It was unusual seeing Zeus beating the S4X at pretty much any measurements: Zeus driver matching is much better, its THD is lower and its spectral decay is faster. I’ve also recorded a higher ringing of the driver on S4X especially in the bass, that wasn’t present on the Zeus.

All those measurements directly impacted what I was hearing, as Zeus sounded clearer, had a higher level of detail retrieval and transparency. Surprisingly, Zeus also sounded wider and deeper, offering a better feeling of a grand scale while listening to live recordings, it was a complete 3D experience with Zeus, that felt somewhat 2.5D with S4X.

Transient response was more or less the same as both units are excelling in this department, offering a very fast driver movement, a fast decay of the notes, sounding snappy and punchy most of the time.

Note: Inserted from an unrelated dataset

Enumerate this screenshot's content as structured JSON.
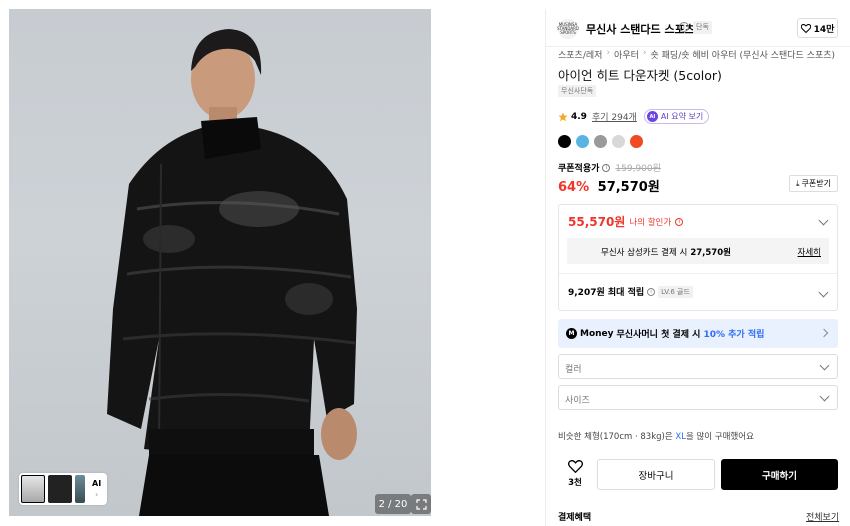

Overall, Zeus felt as a more technical sounding headphone, unearthing a higher level of detail while also sounding bigger and wider on all axes, it had more information up top that would further increase the perception of more air around the notes and of a higher detail retrieval.
S4X had its strengths also, offering a slightly better sub-bass performance and more definition in the upper midrange. In the end it would come down to personal preference, but don’t forget that Zeus is more affordable and is more technical sounding.

Conclusion

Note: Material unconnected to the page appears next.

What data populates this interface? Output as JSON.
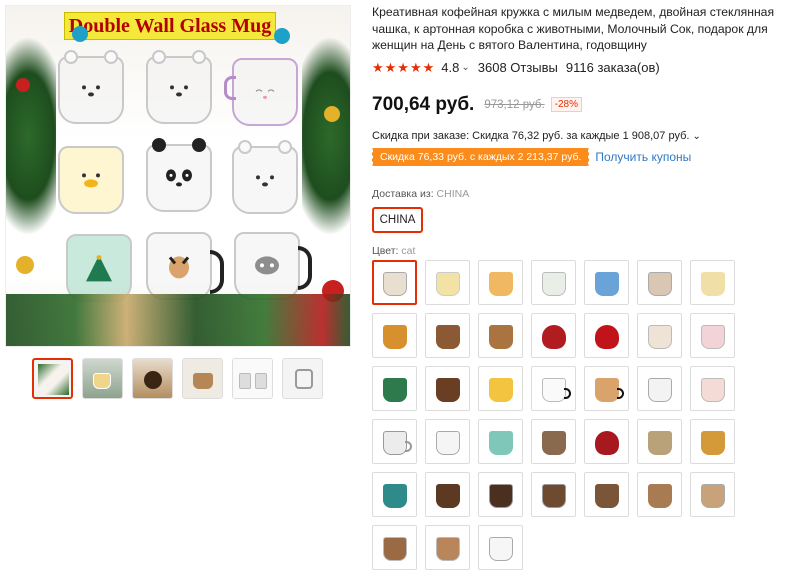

This is my first contact with HarmonicDyne headphones and hopefully it will not be my last. I never tried their first-born Helios, but Zeus looks, feels and sounds like a proper Hi-Fi headphone to me from any point of view. I had my doubts when I’ve received them, but after putting them on and listening for several days, I completely changed my mind. After finishing a full set of measurements, I was again stunned by their technicalities and excellent driver matching. Sure enough, it has some minor drawbacks like a limited soundstage size and small deviations in the frequency response, but everything else performed at a high level. Up until this point I didn’t experience the same level of performance at $350 and it wouldn’t be fair without awarding them for that, they deserve our highest one, so Gold award it is.

HarmonicDyne deserves it fully and I look forward to their next headphone developments.

Zeus was kindly provided by HiFiGo and it can be purchased from their web-store by following this link.

PROS:

  • Amazing packaging, awesome cable quality
  • Unique build quality with an unmistakable look
  • Good comfort levels
  • Great tonal balance
  • More technical than full-bodied sounding
  • Enhanced detail retrieval, challenging much pricier headphones
  • Speedy, punchy and engaging – excellent dynamics
  • One of the nicest mid-bass at its price point
  • Extended treble performance
  • Impressive set of measurements
  • Reference sound at an affordable price
  • One of the best values of right now!

CONS:

  • Limited soundstage size
  • Few dips in the frequency response

ASSOCIATED EQUIPMENT:

  • DACs: Audiobyte HydraVox + HydraZap, Matrix Audio Element X, Flux Lab Acoustics FCN-10, Burson Conductor 3X Performance, QLS QA390
  • DAPs: Shanling M6, FiiO M15
  • Headphone Amps: Benchmark HPA4, SparkoS Labs Aries, Flux Lab Acoustics FCN-10, Burson Conductor 3X Performance, LittleDot MKIII SE, SMSL SP400, SH9, Topping A50S
  • Integrated Amps: KECES E40
  • Power Amps: KECES S300, Kinki Studio EX-M7
  • IEMs: FiiO FA9, FH7, Meze Rai Penta, Rai Solo, LittleDot Cu KIS & lots of other lower tiered ones
  • Portable headphones: Sennheiser Momentum 2, Meze 99 Classics
  • Full-sized headphones: HarmonicDyne Zeys, Ollo S4X Reference, Hifiman Susvara, Hifiman Arya, Audeze LCD-4, Erzetich Phobos, Erzetich Mania, Quad ERA-1, Kennerton Wodan, Magni & Gjallarhorn
  • Loudspeakers: KEF Reference 3
  • Interconnects: QED Reference (x2), Aune AL3
  • Speaker cables: Kimber PR8, Audioquest Type4
  • Power Cables: Isotek EVO3 Premier (x3)
  • Balanced Isolation Power Conditioners: PLiXiR Elite BAC400

Overall score 89/100

Value 99/100
Resolution 87/100
Dynamics 90/100
Frequency Response 90/100
Stage Size 78/100
Comfort 90/100
Build Quality 88/100
comments powered by Disqus